World Bulletin / News Desk
Bulgarian lawmakers on Friday voted to leave a contentious anti-corruption bill unchanged even after the country's president refused to sign it into law.
The bill, first approved by parliament in December, will merge several agencies into a single body to better oversee the fight against corruption among high-ranking officials.
The changes were demanded by Brussels, which closely monitors Sofia's progress on graft 11 years after joining the bloc.
However President Rumen Radev last week refused to sign the bill, questioning its efficiency and saying it offers no protection to whistleblowers, making anonymous tip-offs impossible.
He added that the fact that the new body's five-member board is to be elected by parliament also created the risk of political meddling.
But lawmakers, which were obliged to review the law but not necessarily amend it, voted on Friday not to make any changes. The opposition Socialists were the only group to vote against.
Under the constitution, Radev now has no choice but to approve the bill.
"There is no political will for a real, thorough and effective fight against corruption. Obviously this fight will have to continue to be fought by people and the media," he said earlier this week.
American Civil Liberties Union granted request to halt deportations for one week after reunification
Trump declared that US-Russian relations have turned a corner after a summit with his Russian counterpart Vladimir Putin that he described as "open, direct and deeply productive".
Operation is aimed at restoring confidence after last year’s illegitimate poll on Kurdish regional independence
The U.S. State Department is negotiating a potential deal to sell Turkey the Raytheon Co Patriot missile defense system as an alternative to the Russian-made S-400 system Turkey has agreed to purchase, an official said on Monday.
ISIL still maintains a limited presence in northern and western Iraq
90 more migrants in critical condition found inside shipping containers
Obama arrived in his father's native Kenya on Sunday, where he paid courtesy calls on President Uhuru Kenyatta and main opposition leader Raila Odinga.

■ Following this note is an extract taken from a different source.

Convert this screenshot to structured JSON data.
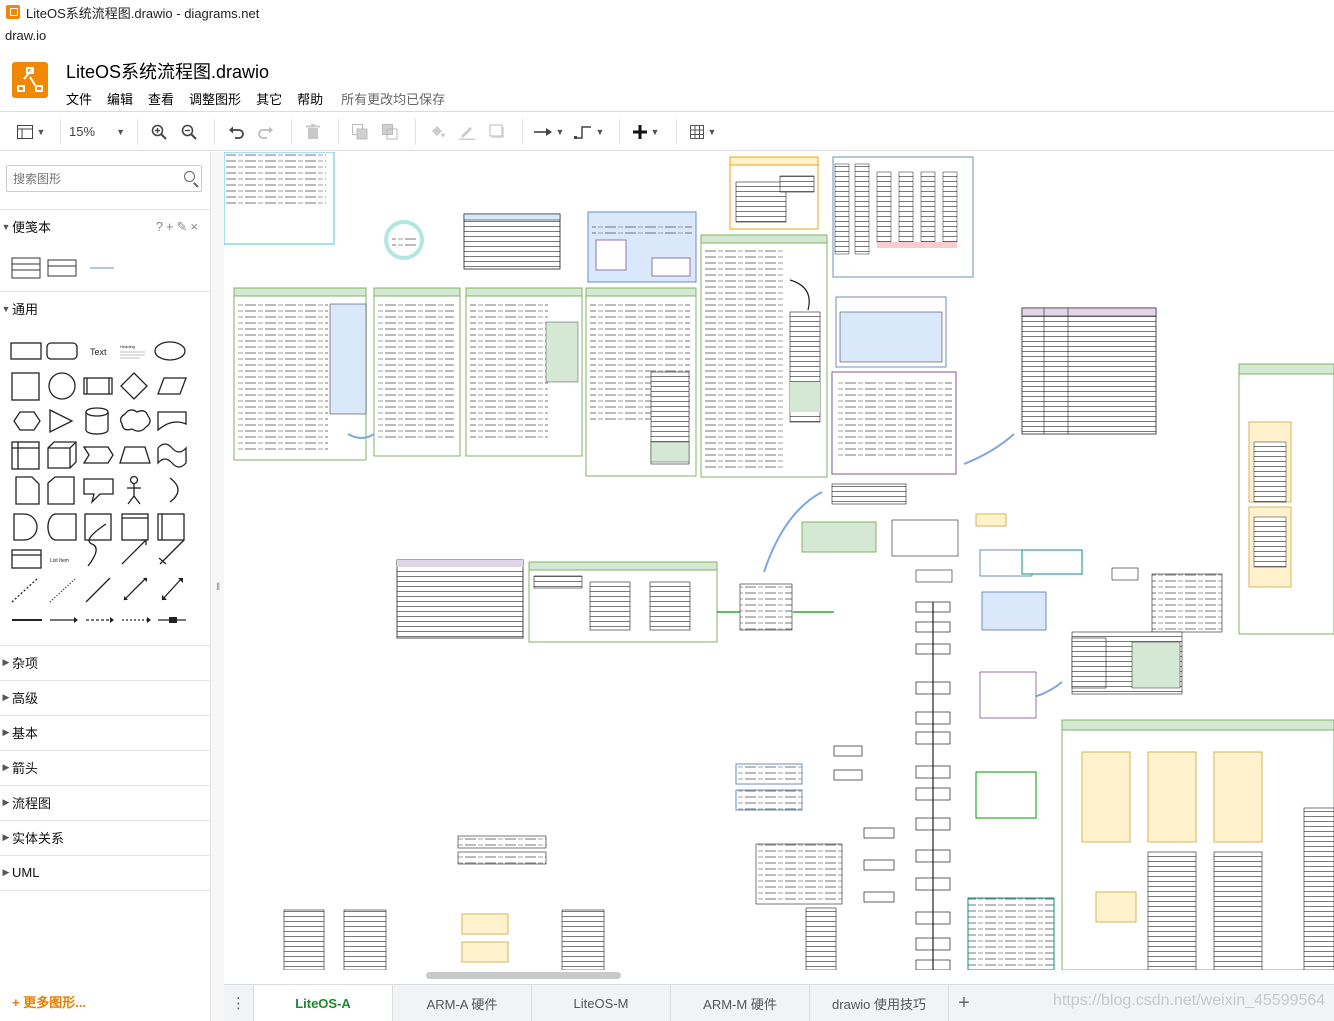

Tensions have steadily mounted in southern Iraqi province over unemployment and lack of basic services
Speaking in an interview with CBS Evening News conducted on Saturday ahead of his meeting with the Russian leader in Helsinki on Monday, the US president also sought to temper expectations about how much could be achieved.
FETO orchestrated the defeated coup, which left 251 people martyred and nearly 2,200 injured
The protests hit several provinces including Basra, despite Prime Minister Haider al-Abadi announcing fresh funds and pledges of investment for the oil-rich but neglected region.
US director of documentary on FETO-linked schools in US says FETO terrorists spent 18 years spreading false image of group
Basra residents complain of high unemployment and lack of basic services
Ahead of the Helsinki meeting, here is a selection of remarks the two world leaders have made about each other.